(Component data from apps and pages)

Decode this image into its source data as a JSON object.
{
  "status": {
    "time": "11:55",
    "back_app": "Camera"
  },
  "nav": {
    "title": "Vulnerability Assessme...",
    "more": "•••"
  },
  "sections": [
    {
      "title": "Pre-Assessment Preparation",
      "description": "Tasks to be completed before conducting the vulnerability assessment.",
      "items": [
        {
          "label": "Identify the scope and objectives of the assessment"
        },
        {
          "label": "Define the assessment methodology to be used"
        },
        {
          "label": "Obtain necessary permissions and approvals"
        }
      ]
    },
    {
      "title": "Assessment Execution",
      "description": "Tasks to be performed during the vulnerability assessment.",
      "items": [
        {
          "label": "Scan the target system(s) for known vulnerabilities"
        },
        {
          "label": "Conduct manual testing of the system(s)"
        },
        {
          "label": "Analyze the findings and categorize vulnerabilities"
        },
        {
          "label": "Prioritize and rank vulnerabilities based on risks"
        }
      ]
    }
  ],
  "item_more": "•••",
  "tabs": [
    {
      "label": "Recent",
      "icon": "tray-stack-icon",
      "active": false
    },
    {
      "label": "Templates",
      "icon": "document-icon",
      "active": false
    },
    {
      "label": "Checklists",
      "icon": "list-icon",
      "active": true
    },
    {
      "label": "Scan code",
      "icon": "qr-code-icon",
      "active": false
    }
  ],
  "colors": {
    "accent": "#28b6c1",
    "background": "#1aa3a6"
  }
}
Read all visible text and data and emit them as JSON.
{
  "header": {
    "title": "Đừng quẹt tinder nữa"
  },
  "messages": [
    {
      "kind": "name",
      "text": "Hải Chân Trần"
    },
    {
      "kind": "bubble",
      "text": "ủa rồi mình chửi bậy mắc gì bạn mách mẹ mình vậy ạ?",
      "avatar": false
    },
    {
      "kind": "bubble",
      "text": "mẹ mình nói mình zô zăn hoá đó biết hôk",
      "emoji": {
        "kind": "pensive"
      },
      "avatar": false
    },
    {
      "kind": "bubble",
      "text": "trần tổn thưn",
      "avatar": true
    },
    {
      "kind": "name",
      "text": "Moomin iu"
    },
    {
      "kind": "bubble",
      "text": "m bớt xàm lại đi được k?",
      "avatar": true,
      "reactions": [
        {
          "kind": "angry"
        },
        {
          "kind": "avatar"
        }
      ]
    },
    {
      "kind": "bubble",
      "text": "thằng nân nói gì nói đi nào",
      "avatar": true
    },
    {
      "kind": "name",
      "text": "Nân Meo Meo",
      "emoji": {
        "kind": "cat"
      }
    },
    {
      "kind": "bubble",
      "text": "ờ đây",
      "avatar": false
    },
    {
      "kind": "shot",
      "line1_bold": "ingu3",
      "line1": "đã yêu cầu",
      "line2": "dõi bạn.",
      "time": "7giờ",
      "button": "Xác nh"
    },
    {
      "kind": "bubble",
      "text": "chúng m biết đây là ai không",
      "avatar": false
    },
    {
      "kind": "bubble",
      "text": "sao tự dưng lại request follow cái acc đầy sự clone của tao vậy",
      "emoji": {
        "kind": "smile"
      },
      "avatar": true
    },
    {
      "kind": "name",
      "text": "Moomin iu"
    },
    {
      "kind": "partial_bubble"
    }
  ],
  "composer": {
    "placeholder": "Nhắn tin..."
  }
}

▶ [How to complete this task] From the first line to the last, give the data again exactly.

▶ [Exercise solution]
Decode this image into its source data as a JSON object.
{
  "status": {
    "time": "11:55",
    "back_app": "Camera"
  },
  "nav": {
    "title": "Vulnerability Assessme...",
    "more": "•••"
  },
  "sections": [
    {
      "title": "Pre-Assessment Preparation",
      "description": "Tasks to be completed before conducting the vulnerability assessment.",
      "items": [
        {
          "label": "Identify the scope and objectives of the assessment"
        },
        {
          "label": "Define the assessment methodology to be used"
        },
        {
          "label": "Obtain necessary permissions and approvals"
        }
      ]
    },
    {
      "title": "Assessment Execution",
      "description": "Tasks to be performed during the vulnerability assessment.",
      "items": [
        {
          "label": "Scan the target system(s) for known vulnerabilities"
        },
        {
          "label": "Conduct manual testing of the system(s)"
        },
        {
          "label": "Analyze the findings and categorize vulnerabilities"
        },
        {
          "label": "Prioritize and rank vulnerabilities based on risks"
        }
      ]
    }
  ],
  "item_more": "•••",
  "tabs": [
    {
      "label": "Recent",
      "icon": "tray-stack-icon",
      "active": false
    },
    {
      "label": "Templates",
      "icon": "document-icon",
      "active": false
    },
    {
      "label": "Checklists",
      "icon": "list-icon",
      "active": true
    },
    {
      "label": "Scan code",
      "icon": "qr-code-icon",
      "active": false
    }
  ],
  "colors": {
    "accent": "#28b6c1",
    "background": "#1aa3a6"
  }
}
Read all visible text and data and emit them as JSON.
{
  "header": {
    "title": "Đừng quẹt tinder nữa"
  },
  "messages": [
    {
      "kind": "name",
      "text": "Hải Chân Trần"
    },
    {
      "kind": "bubble",
      "text": "ủa rồi mình chửi bậy mắc gì bạn mách mẹ mình vậy ạ?",
      "avatar": false
    },
    {
      "kind": "bubble",
      "text": "mẹ mình nói mình zô zăn hoá đó biết hôk",
      "emoji": {
        "kind": "pensive"
      },
      "avatar": false
    },
    {
      "kind": "bubble",
      "text": "trần tổn thưn",
      "avatar": true
    },
    {
      "kind": "name",
      "text": "Moomin iu"
    },
    {
      "kind": "bubble",
      "text": "m bớt xàm lại đi được k?",
      "avatar": true,
      "reactions": [
        {
          "kind": "angry"
        },
        {
          "kind": "avatar"
        }
      ]
    },
    {
      "kind": "bubble",
      "text": "thằng nân nói gì nói đi nào",
      "avatar": true
    },
    {
      "kind": "name",
      "text": "Nân Meo Meo",
      "emoji": {
        "kind": "cat"
      }
    },
    {
      "kind": "bubble",
      "text": "ờ đây",
      "avatar": false
    },
    {
      "kind": "shot",
      "line1_bold": "ingu3",
      "line1": "đã yêu cầu",
      "line2": "dõi bạn.",
      "time": "7giờ",
      "button": "Xác nh"
    },
    {
      "kind": "bubble",
      "text": "chúng m biết đây là ai không",
      "avatar": false
    },
    {
      "kind": "bubble",
      "text": "sao tự dưng lại request follow cái acc đầy sự clone của tao vậy",
      "emoji": {
        "kind": "smile"
      },
      "avatar": true
    },
    {
      "kind": "name",
      "text": "Moomin iu"
    },
    {
      "kind": "partial_bubble"
    }
  ],
  "composer": {
    "placeholder": "Nhắn tin..."
  }
}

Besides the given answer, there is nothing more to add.